Segment Open
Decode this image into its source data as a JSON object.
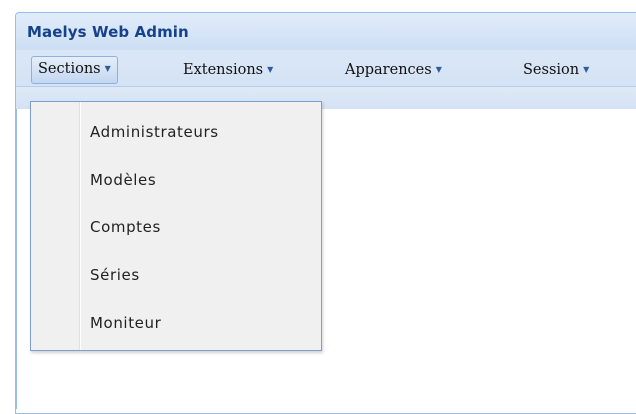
{
  "app": {
    "title": "Maelys Web Admin"
  },
  "menubar": {
    "items": [
      {
        "label": "Sections",
        "caret": "▼"
      },
      {
        "label": "Extensions",
        "caret": "▼"
      },
      {
        "label": "Apparences",
        "caret": "▼"
      },
      {
        "label": "Session",
        "caret": "▼"
      }
    ]
  },
  "dropdown": {
    "items": [
      {
        "label": "Administrateurs"
      },
      {
        "label": "Modèles"
      },
      {
        "label": "Comptes"
      },
      {
        "label": "Séries"
      },
      {
        "label": "Moniteur"
      }
    ]
  },
  "colors": {
    "title": "#15428b",
    "border": "#99bbe8",
    "menu_bg": "#f0f0f0"
  }
}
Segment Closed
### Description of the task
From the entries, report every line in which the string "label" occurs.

### Output
        "label": "Sections",
        "label": "Extensions",
        "label": "Apparences",
        "label": "Session",
        "label": "Administrateurs"
        "label": "Modèles"
        "label": "Comptes"
        "label": "Séries"
        "label": "Moniteur"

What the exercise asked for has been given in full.